Can you clarify how does miles/year which takes into consideration "how much of car's value you will use" affects the above calculation

Can you clarify how does miles/year which takes into consideration "how much of car's value you will use" affects the above calculation

Gentlemen/Ladies -- Why, in lines 9 - 11 of the calculation, are the net capitalized cost (20,000) and the residual (13,110) added to produce 33,110? What is the concept of applying the money factor to that large number? Can you explain a bit further, please? Expressed another way, if a simple amortization calculation is made (on an HP 12C calculator) using 36 months, 3% interest and a monthly payment of $232.77 (i.e. the 191.39 for the depreciation + the 41.38 for the interest), the present value being financed is $8,004, which is not the same as the $6,890 depreciation in your line 6. Why is there that difference? Apparently the financing is based on more than just the depreciation? So where am I going wrong? What am I missing in the explanation? Maybe this is "just the way they do it" but it would help to understand the concept/rationale better. Thanks very much. Baylis

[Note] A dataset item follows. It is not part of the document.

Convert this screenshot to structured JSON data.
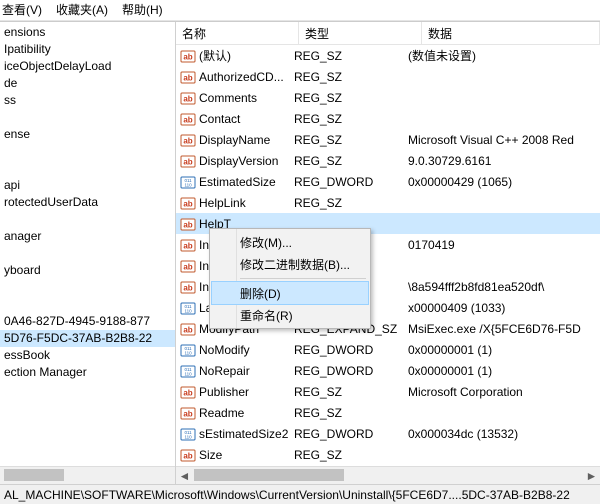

Hi Philip. Thank you for the article. I have a question, that I hope you can answer. If one was to pay the lease payments upfront ($6890), would that reduce the amount that was subject to interest payments by $6890? So, in the case above, the amount multiplied by the money factor would be $26,220. Does this work?

Never Again Will A Dealership Profit From My Auto-Ignorance!

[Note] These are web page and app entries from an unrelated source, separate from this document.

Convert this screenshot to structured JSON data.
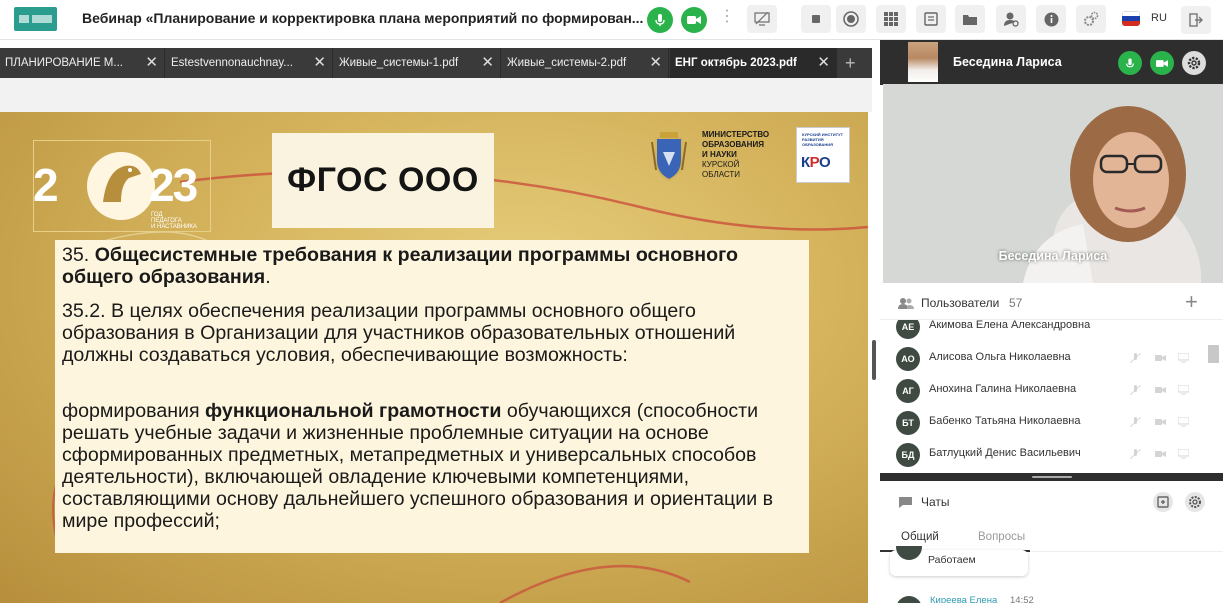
{
  "app": {
    "title": "Вебинар «Планирование и корректировка плана мероприятий по формирован...",
    "lang": "RU"
  },
  "tabs": [
    {
      "label": "ПЛАНИРОВАНИЕ М...",
      "active": false
    },
    {
      "label": "Estestvennonauchnay...",
      "active": false
    },
    {
      "label": "Живые_системы-1.pdf",
      "active": false
    },
    {
      "label": "Живые_системы-2.pdf",
      "active": false
    },
    {
      "label": "ЕНГ октябрь 2023.pdf",
      "active": true
    }
  ],
  "slide": {
    "logo_year": "2023",
    "logo_caption_1": "ГОД",
    "logo_caption_2": "ПЕДАГОГА",
    "logo_caption_3": "И НАСТАВНИКА",
    "title": "ФГОС ООО",
    "ministry_line1": "МИНИСТЕРСТВО",
    "ministry_line2": "ОБРАЗОВАНИЯ",
    "ministry_line3": "И НАУКИ",
    "ministry_line4": "КУРСКОЙ",
    "ministry_line5": "ОБЛАСТИ",
    "kiro_small": "КУРСКИЙ ИНСТИТУТ РАЗВИТИЯ ОБРАЗОВАНИЯ",
    "kiro_label_a": "К",
    "kiro_label_b": "Р",
    "kiro_label_c": "О",
    "p1_num": "35. ",
    "p1_bold": "Общесистемные требования к реализации программы основного общего образования",
    "p1_end": ".",
    "p2": "35.2. В целях обеспечения реализации программы основного общего образования в Организации для участников образовательных отношений должны создаваться условия, обеспечивающие возможность:",
    "p3_start": "формирования ",
    "p3_bold": "функциональной грамотности",
    "p3_end": " обучающихся (способности решать учебные задачи и жизненные проблемные ситуации на основе сформированных предметных, метапредметных и универсальных способов деятельности), включающей овладение ключевыми компетенциями, составляющими основу дальнейшего успешного образования и ориентации в мире профессий;"
  },
  "speaker": {
    "name": "Беседина Лариса",
    "video_name": "Беседина Лариса"
  },
  "users": {
    "label": "Пользователи",
    "count": "57",
    "list": [
      {
        "initials": "АЕ",
        "name": "Акимова Елена Александровна"
      },
      {
        "initials": "АО",
        "name": "Алисова Ольга Николаевна"
      },
      {
        "initials": "АГ",
        "name": "Анохина Галина Николаевна"
      },
      {
        "initials": "БТ",
        "name": "Бабенко Татьяна Николаевна"
      },
      {
        "initials": "БД",
        "name": "Батлуцкий Денис Васильевич"
      }
    ]
  },
  "chats": {
    "label": "Чаты",
    "tab_general": "Общий",
    "tab_questions": "Вопросы",
    "message1": "Работаем",
    "message2_author": "Киреева Елена",
    "message2_time": "14:52"
  },
  "colors": {
    "accent_green": "#29b34a",
    "tab_bar": "#3a3a3a",
    "slide_gold": "#d4b25b",
    "text_box": "#fdf5dd"
  }
}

I'm looking at a Jett Sportwagen TDI. The dealer gave me a residual value of 70% (seems pretty high by consensus). Using this formula with their money factor of 0.00049, I came to a monthly payment, tax included, of just under $250.00/mo for 36 months. Earlier in negotiations he quoted me $338/mo. Is he trying to pull a fast one on me?

Several friends are leasing some for the 3rd time. Here's what they're getting. No money down, payments $250-325 a month for 36 months. Quick calculation is the payments equal to Half the price of the purchase price. I realize there are many variables but I believe it's a good rule of thumb.

@baylis: I was thinking the same thing. If the residual value were, say, 90% of the MSRP, then lines 11, 12, and 13 would be higher and produce a larger monthly lease payment. (Line #8 would be smaller, of course -- much smaller -- but you get the point.) "Gentlemen/Ladies -- Why, in lines 9 - 11 of the calculation, are the net capitalized cost (20,000) and the residual (13,110) added to produce 33,110? What is the concept of applying the money factor to that large number?"

averageof those two numbers... You don't have to divide by 2 to get the averages, because that part of the calculation is accounted for in the money factor.